Wednesday, November 26, 2008

Lake Sturgeon

Beneath the land, in a world far removed from footsteps, ancient survivors inhabit our big rivers. These primitive fish have lived since the days of the dinosaurs. The lake sturgeon, a gentle giant and the paddlefish with its peculiar snout are two of the largest freshwater fish in Missouri.
I think lake sturgeon are really neat. Where in Missouri could one go and find a fish that potentially can reach 8 feet long and weigh 300 pounds? I think the other thing that really intrigues me about these fish is they're so gentle, they're almost like pets. In the spring, during the spawning migrations you can actually walk out and touch these fish and they show very very little fear of humans. That's probably one of the things that caused their downfall ultimately, but they're amazing fish they show very little fear.
In the early 1800's, lake sturgeon were common in the big rivers of Missouri. They were actually considered a nuisance by a lot of commercial fishermen because they were big they weighed 70 100 pounds and they tore up their nets that they were using to fish for other species. Some enterprising steamboat captains found out that because these fish were so oily that they could actually dry them and use them for fuel in their steamboats. About the late 1800's, people found out that lake sturgeon were actually a pretty good fish to eat. And they were soon over exploited.
In 1984, the Conservation Department began restoring the endangered lake sturgeon to the large rivers where they could reproduce naturally.
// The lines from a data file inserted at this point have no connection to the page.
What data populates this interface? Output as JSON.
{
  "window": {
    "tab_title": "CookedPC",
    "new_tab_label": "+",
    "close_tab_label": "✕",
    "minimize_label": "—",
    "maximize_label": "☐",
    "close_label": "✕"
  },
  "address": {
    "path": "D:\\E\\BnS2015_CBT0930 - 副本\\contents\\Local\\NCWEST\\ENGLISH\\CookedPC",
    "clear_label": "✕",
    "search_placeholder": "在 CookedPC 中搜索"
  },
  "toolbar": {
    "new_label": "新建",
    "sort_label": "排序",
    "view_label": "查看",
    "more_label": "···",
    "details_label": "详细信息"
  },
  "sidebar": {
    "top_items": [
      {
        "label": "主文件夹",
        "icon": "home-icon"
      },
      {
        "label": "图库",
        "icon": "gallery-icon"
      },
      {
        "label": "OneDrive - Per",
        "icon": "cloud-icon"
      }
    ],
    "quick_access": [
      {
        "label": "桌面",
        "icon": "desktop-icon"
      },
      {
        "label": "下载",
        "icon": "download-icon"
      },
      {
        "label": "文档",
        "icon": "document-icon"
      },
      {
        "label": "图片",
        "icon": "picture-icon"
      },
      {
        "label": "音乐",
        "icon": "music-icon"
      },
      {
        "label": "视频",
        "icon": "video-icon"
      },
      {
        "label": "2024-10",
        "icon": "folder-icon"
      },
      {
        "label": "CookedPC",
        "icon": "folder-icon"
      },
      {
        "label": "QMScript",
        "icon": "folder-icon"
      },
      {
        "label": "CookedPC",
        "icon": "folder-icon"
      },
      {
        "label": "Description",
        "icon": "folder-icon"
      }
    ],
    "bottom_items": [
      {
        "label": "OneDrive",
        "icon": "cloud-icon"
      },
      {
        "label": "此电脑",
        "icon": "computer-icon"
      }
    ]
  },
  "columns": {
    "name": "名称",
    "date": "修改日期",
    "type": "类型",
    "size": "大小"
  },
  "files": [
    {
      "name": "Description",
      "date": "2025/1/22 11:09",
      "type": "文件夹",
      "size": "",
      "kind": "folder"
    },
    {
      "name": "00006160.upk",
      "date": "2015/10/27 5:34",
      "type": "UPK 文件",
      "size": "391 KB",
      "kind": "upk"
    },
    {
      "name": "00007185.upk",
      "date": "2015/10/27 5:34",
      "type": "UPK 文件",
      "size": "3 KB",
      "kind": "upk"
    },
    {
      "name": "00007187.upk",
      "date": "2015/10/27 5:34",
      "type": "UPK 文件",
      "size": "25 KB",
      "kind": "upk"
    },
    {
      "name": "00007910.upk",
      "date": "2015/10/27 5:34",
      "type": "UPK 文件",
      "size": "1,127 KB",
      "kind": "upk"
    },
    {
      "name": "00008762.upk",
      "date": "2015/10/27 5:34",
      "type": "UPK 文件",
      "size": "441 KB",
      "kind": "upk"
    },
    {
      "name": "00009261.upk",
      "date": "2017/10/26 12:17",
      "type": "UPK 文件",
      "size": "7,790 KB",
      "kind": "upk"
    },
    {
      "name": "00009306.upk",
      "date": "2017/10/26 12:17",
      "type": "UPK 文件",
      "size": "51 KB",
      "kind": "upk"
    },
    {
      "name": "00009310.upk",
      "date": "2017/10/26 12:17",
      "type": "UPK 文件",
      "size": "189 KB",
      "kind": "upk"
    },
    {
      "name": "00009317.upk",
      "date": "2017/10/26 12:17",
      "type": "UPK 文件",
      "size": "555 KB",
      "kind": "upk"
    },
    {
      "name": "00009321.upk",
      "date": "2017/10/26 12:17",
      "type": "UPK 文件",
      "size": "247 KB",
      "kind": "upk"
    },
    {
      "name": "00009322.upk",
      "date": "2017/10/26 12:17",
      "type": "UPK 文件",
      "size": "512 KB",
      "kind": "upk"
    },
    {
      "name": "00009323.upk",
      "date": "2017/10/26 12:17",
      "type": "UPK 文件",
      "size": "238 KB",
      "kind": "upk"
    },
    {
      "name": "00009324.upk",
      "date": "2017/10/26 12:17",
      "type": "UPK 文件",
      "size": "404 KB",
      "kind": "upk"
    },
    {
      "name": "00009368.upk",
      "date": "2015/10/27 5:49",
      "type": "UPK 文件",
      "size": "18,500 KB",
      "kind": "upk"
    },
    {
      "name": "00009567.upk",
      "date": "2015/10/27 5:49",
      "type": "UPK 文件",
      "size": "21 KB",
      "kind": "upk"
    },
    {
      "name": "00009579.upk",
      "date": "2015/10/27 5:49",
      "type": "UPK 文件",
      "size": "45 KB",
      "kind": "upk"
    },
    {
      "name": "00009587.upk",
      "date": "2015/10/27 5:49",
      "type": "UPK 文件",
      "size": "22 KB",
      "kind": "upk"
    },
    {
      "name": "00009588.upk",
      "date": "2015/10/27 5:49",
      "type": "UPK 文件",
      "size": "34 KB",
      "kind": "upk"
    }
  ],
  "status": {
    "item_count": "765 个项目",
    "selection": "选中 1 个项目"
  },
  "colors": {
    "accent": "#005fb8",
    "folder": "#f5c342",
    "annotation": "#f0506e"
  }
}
We hope to stock about another 200,000 lake sturgeon in the Missouri and Mississippi rivers. We hope that we can end up with a population of about 2 to 3 fish to the acre. Then we can take them off our endangered species list.